By Hindustan Times
Director: Sohum Roy
Actors: Vinay Rai, Rajit Kapur
Walking over a bridge, the Kerala couple in this film, ex-lovers, look towards a river embankment before them. "Do you remember this dam?" the hero asks. "They're like us, holding pressure!" Audience laughs. Here's why.
The woman with a perpetually constipated expression on her face had been dating this hero since childhood. Their horoscopes didn't match, the stars foretold disaster if they continued being together. Once, I suppose in their teens, they'd held hands. A family member suddenly passed away in their house.
Billions of bilious blue blistering barnacles, ten thousand thundering typhoons, imagine what would happen if they were to make love, or even come close to foreplay, perhaps in their forties now. They do. This is a disaster movie. I shouldn't tell you what happens next!
"Some-van-a widd be combing from the east. Maybe snake-bite, be prepared," says the girl's father (Rajit Kapur, trying too hard to get his Malayalam right). This man can predict the future, his next patient, the ailments, their ayurvedic cure, as he sits in his room surrounded by portraits of Godless communists Lenin, Marx. Destiny, the film tells us, is the ultimate Vedic truth, destiny can't be changed, it's decided by karma.
It's something a whiter audience will like to hear more from an Indian film. There is, after all, a Brit guy for this audience's comfort. He could run for mayor in this Kerala town, it is suggested. What's his contribution to the movie? An honest one, if you really want to know. Lying in bed, his bored Indian wife asks him, "What would it feel like to have someone between us, someone we can call our own?" She means a child, of course. Someone between us? "Why, am I so boring?" he says. Yes you are, confirm those in my theatre.
This fellow's a marine engineer. Like his Indian friend: the hero. For most of the while, we're onboard a ship, averting some random mishap or the other. What does this have to do with the movie itself? Nothing yet. Nothing after either.
Few would have heard of this silly picture set around a wily villain (Ashish Vidyarthi), was it not for Tamil Nadu chief minister K Karunanidhi, who saw in it a potential for panic among people in his state. He admittedly hadn't seen the film himself. But those things become immaterial in political moves. The pic is supposedly based on the 106-year-old Mullaperiyar dam, a bone of contention between the bordering states of Kerala and Tamil Nadu. One side would like to reconstruct it and gain control; the other would like to leave it alone, the current situation economically favours them.

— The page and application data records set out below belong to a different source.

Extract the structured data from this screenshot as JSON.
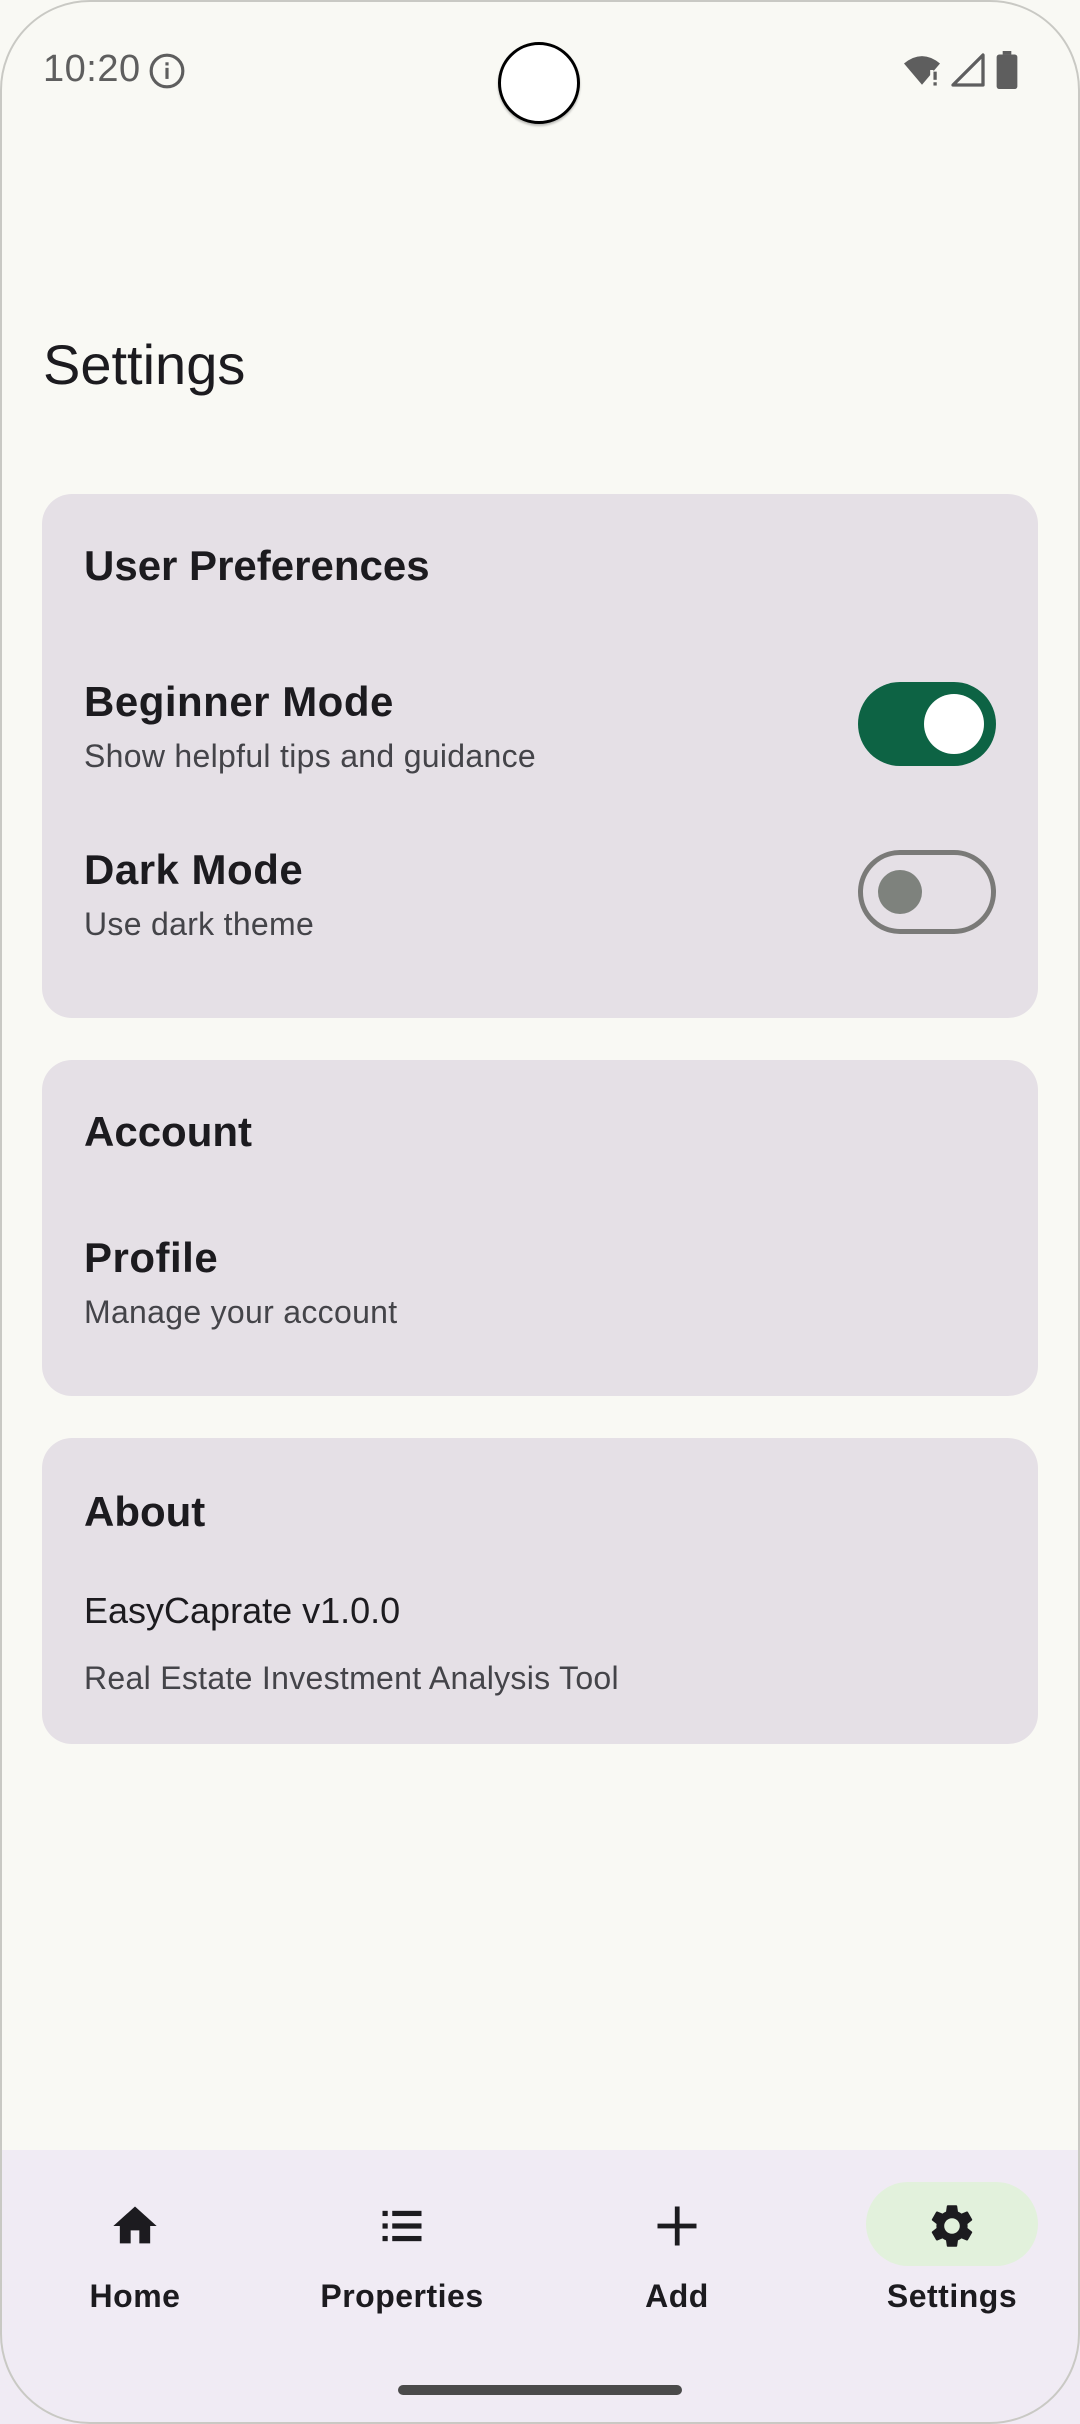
{
  "status_bar": {
    "time": "10:20",
    "icons": [
      "info-icon",
      "wifi-icon",
      "signal-icon",
      "battery-icon"
    ]
  },
  "page": {
    "title": "Settings"
  },
  "user_preferences": {
    "title": "User Preferences",
    "beginner_mode": {
      "title": "Beginner Mode",
      "subtitle": "Show helpful tips and guidance",
      "enabled": true
    },
    "dark_mode": {
      "title": "Dark Mode",
      "subtitle": "Use dark theme",
      "enabled": false
    }
  },
  "account": {
    "title": "Account",
    "profile": {
      "title": "Profile",
      "subtitle": "Manage your account"
    }
  },
  "about": {
    "title": "About",
    "version": "EasyCaprate v1.0.0",
    "description": "Real Estate Investment Analysis Tool"
  },
  "bottom_nav": {
    "items": [
      {
        "label": "Home",
        "icon": "home-icon",
        "active": false
      },
      {
        "label": "Properties",
        "icon": "list-icon",
        "active": false
      },
      {
        "label": "Add",
        "icon": "plus-icon",
        "active": false
      },
      {
        "label": "Settings",
        "icon": "gear-icon",
        "active": true
      }
    ]
  },
  "colors": {
    "background": "#f9f9f4",
    "card": "#e5e0e6",
    "switch_on": "#0d6344",
    "nav_background": "#f0ebf4",
    "nav_active_pill": "#e2f1dc"
  }
}
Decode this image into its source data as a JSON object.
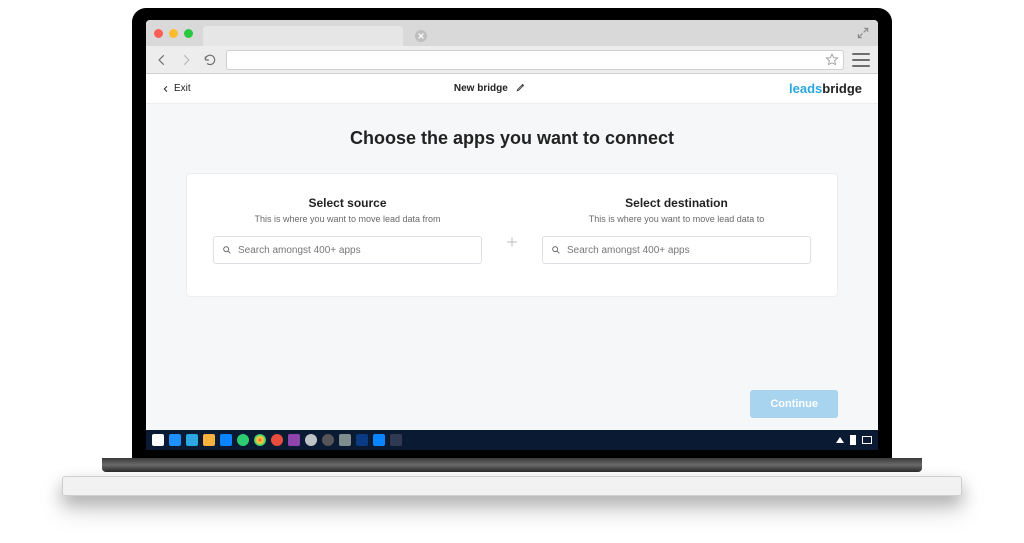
{
  "header": {
    "exit_label": "Exit",
    "bridge_name": "New bridge",
    "logo_leads": "leads",
    "logo_bridge": "bridge"
  },
  "main": {
    "title": "Choose the apps you want to connect",
    "source": {
      "title": "Select source",
      "subtitle": "This is where you want to move lead data from",
      "placeholder": "Search amongst 400+ apps"
    },
    "destination": {
      "title": "Select destination",
      "subtitle": "This is where you want to move lead data to",
      "placeholder": "Search amongst 400+ apps"
    },
    "continue_label": "Continue"
  }
}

An equally old dam in Kerala does exist in this film, though that's not the one that bursts, to be fair. Even if it does, to assume that the movie would then instill a fear psychosis among audiences is to suggest viewers of 2012 would go nuts knowing the world's actually going to end next year. What the atheist Karunanidhi might be more appalled by is that astrologer guru (Rajit Kapur), doing Vedic chants to ward off the evil destiny that has visited his river.
2012, incidentally, was a huge hit in India's hinterlands. Disaster movies, or "pralay" pictures – as they're called in north India's mofussil towns – is a hugely popular American genre that Indian films, even with UAE funding, being distributed by Warner Bros, as this one, will find it hard to match up to the might of Hollywood.

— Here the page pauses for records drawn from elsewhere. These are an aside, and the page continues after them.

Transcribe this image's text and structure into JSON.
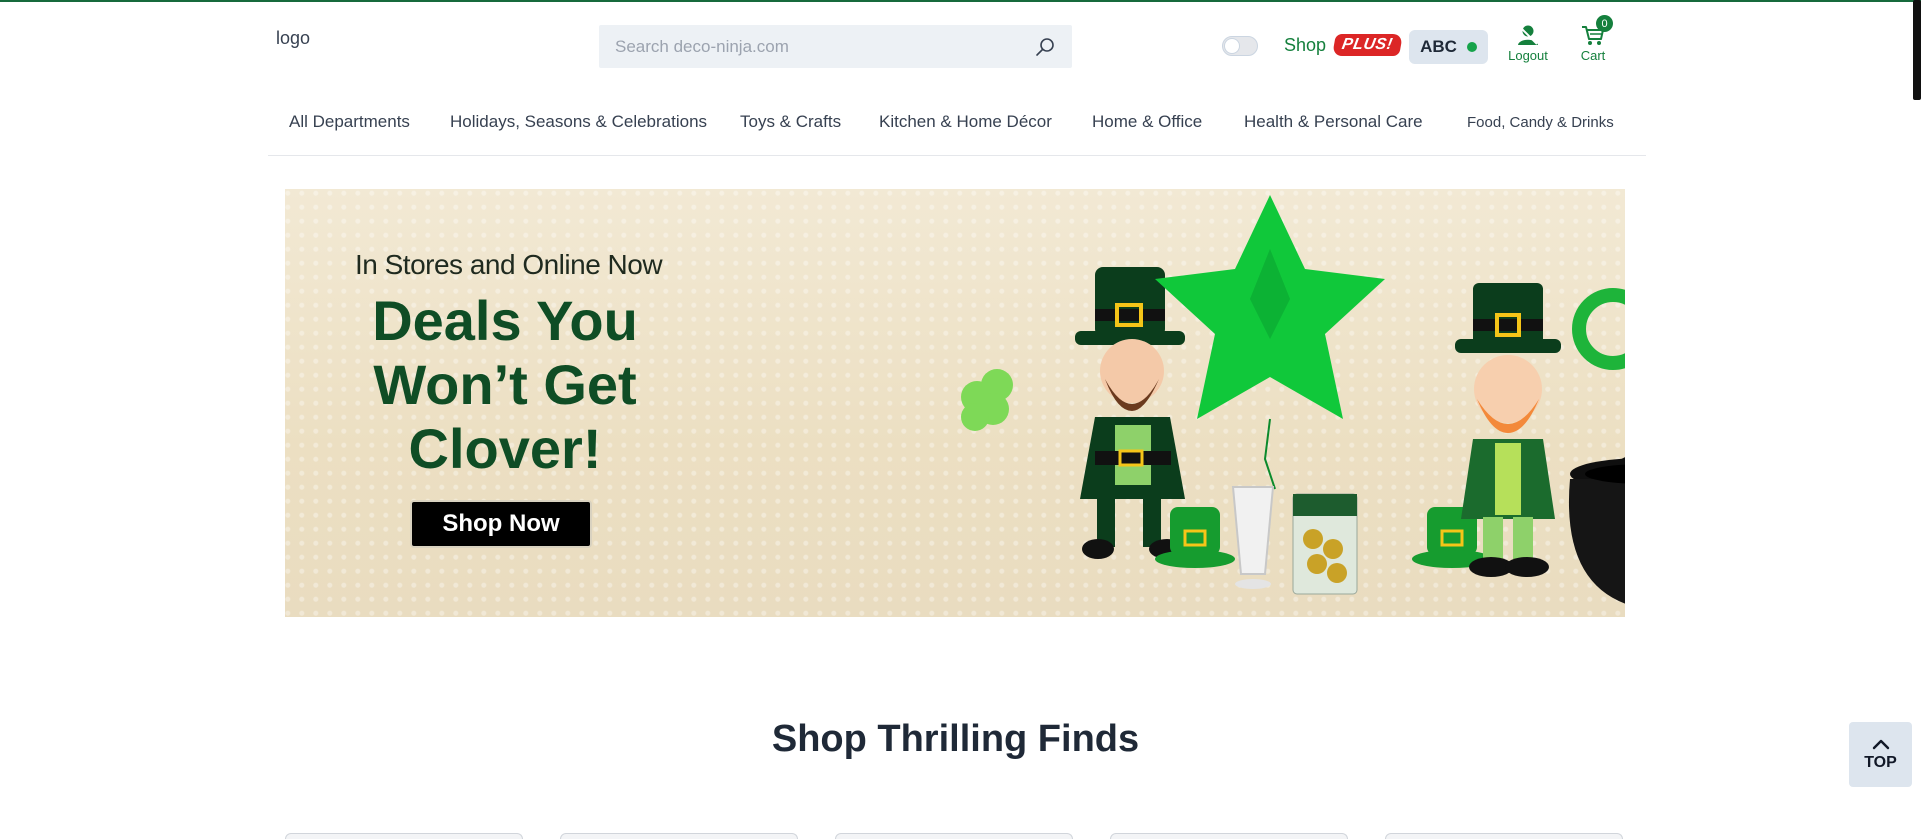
{
  "header": {
    "logo_text": "logo",
    "search": {
      "placeholder": "Search deco-ninja.com",
      "value": ""
    },
    "shop_label": "Shop",
    "plus_badge": "PLUS!",
    "account_label": "ABC",
    "logout_label": "Logout",
    "cart_label": "Cart",
    "cart_count": "0"
  },
  "nav": {
    "items": [
      {
        "label": "All Departments"
      },
      {
        "label": "Holidays, Seasons & Celebrations"
      },
      {
        "label": "Toys & Crafts"
      },
      {
        "label": "Kitchen & Home Décor"
      },
      {
        "label": "Home & Office"
      },
      {
        "label": "Health & Personal Care"
      },
      {
        "label": "Food, Candy & Drinks"
      }
    ]
  },
  "hero": {
    "pre_title": "In Stores and Online Now",
    "title": "Deals You Won’t Get Clover!",
    "cta": "Shop Now"
  },
  "section": {
    "title": "Shop Thrilling Finds"
  },
  "top_button": {
    "label": "TOP"
  },
  "colors": {
    "brand_green": "#15803d",
    "plus_red": "#dc2626",
    "hero_green": "#0f4d25"
  },
  "icons": [
    "search-icon",
    "user-icon",
    "cart-icon",
    "chevron-up-icon"
  ]
}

The visuals, hardly scary, or real, appear for a minute or two max. We continue to be treated to some third-rate plot around an unrequited, horoscope unfriendly romance: "River of love flowing into the sea of separation…" Right.

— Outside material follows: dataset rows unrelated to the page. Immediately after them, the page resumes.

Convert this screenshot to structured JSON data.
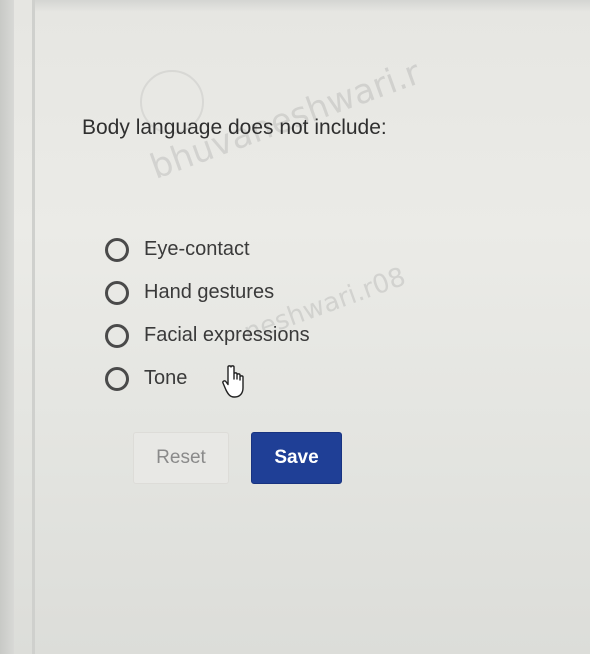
{
  "question": {
    "text": "Body language does not include:"
  },
  "options": [
    {
      "label": "Eye-contact",
      "selected": false
    },
    {
      "label": "Hand gestures",
      "selected": false
    },
    {
      "label": "Facial expressions",
      "selected": false
    },
    {
      "label": "Tone",
      "selected": false
    }
  ],
  "buttons": {
    "reset_label": "Reset",
    "save_label": "Save"
  },
  "watermark": {
    "line1": "bhuvaneshwari.r",
    "line2": "neshwari.r08"
  },
  "colors": {
    "save_background": "#1f3f96",
    "save_text": "#ffffff",
    "reset_text": "#8a8a8a",
    "radio_border": "#4a4a4a"
  },
  "icons": {
    "cursor": "hand-pointer-icon"
  }
}
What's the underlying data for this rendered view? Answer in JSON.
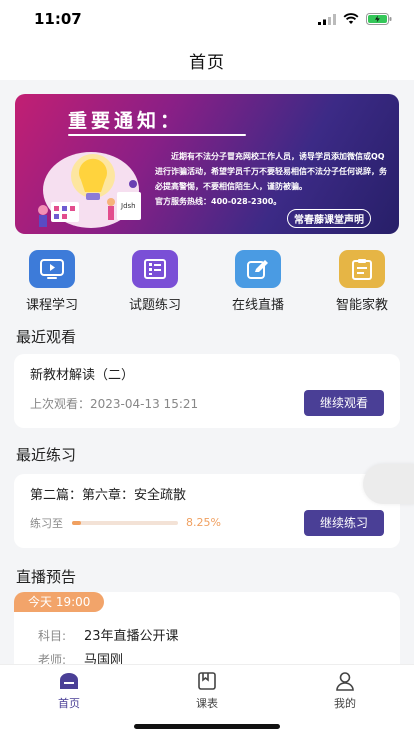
{
  "status_bar": {
    "time": "11:07"
  },
  "header": {
    "title": "首页"
  },
  "banner": {
    "title": "重要通知：",
    "body": "近期有不法分子冒充网校工作人员，诱导学员添加微信或QQ进行诈骗活动，希望学员千万不要轻易相信不法分子任何说辞，务必提高警惕，不要相信陌生人，谨防被骗。",
    "hotline": "官方服务热线：400-028-2300。",
    "signature": "常春藤课堂声明",
    "illustration_text": "Jdsh"
  },
  "quick_menu": [
    {
      "label": "课程学习",
      "icon": "video-play-icon",
      "color": "#3d7bd9"
    },
    {
      "label": "试题练习",
      "icon": "film-strip-icon",
      "color": "#7a4fd6"
    },
    {
      "label": "在线直播",
      "icon": "edit-pencil-icon",
      "color": "#4a9be3"
    },
    {
      "label": "智能家教",
      "icon": "clipboard-icon",
      "color": "#e6b545"
    }
  ],
  "recent_watch": {
    "section_title": "最近观看",
    "course": "新教材解读（二）",
    "last_watch": "上次观看：2023-04-13 15:21",
    "button": "继续观看"
  },
  "recent_practice": {
    "section_title": "最近练习",
    "title": "第二篇：第六章：安全疏散",
    "progress_label": "练习至",
    "progress_percent": "8.25%",
    "progress_value": 8.25,
    "button": "继续练习"
  },
  "live_preview": {
    "section_title": "直播预告",
    "tag": "今天 19:00",
    "subject_label": "科目:",
    "subject": "23年直播公开课",
    "teacher_label": "老师:",
    "teacher": "马国刚"
  },
  "tab_bar": [
    {
      "label": "首页",
      "icon": "home-icon",
      "active": true
    },
    {
      "label": "课表",
      "icon": "schedule-icon",
      "active": false
    },
    {
      "label": "我的",
      "icon": "user-icon",
      "active": false
    }
  ],
  "colors": {
    "accent": "#4a3f96",
    "orange": "#f0a060"
  }
}
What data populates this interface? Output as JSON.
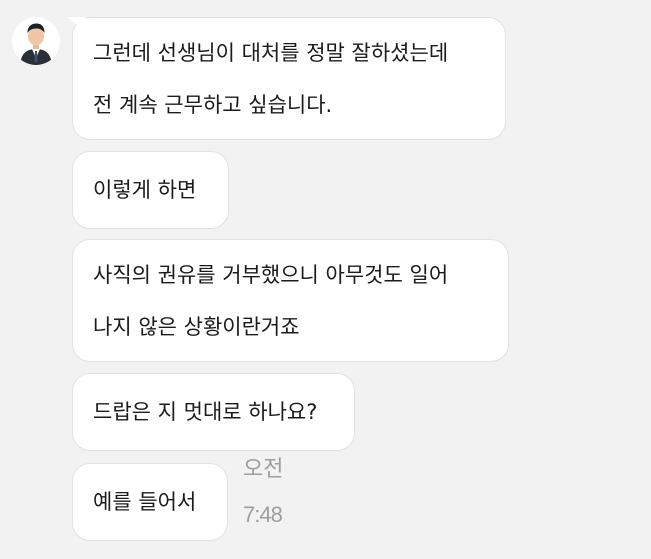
{
  "messages": [
    {
      "lines": [
        "그런데 선생님이 대처를 정말 잘하셨는데",
        "전 계속 근무하고 싶습니다."
      ]
    },
    {
      "lines": [
        "이렇게 하면"
      ]
    },
    {
      "lines": [
        "사직의 권유를 거부했으니 아무것도 일어",
        "나지 않은 상황이란거죠"
      ]
    },
    {
      "lines": [
        "드랍은 지 멋대로 하나요?"
      ]
    },
    {
      "lines": [
        "예를 들어서"
      ]
    }
  ],
  "meta": {
    "ampm": "오전",
    "time": "7:48"
  },
  "colors": {
    "background": "#f2f2f2",
    "bubble": "#ffffff",
    "text": "#1b1b1b",
    "meta": "#9e9e9e"
  },
  "icons": {
    "avatar": "person-avatar-icon"
  }
}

At some point, you do look inwards, given the film's Hindu philosophy, and wonder, "What's this fat, heavy helmet resting on the bridge of my nose? Is this a 3D movie?" Come off it.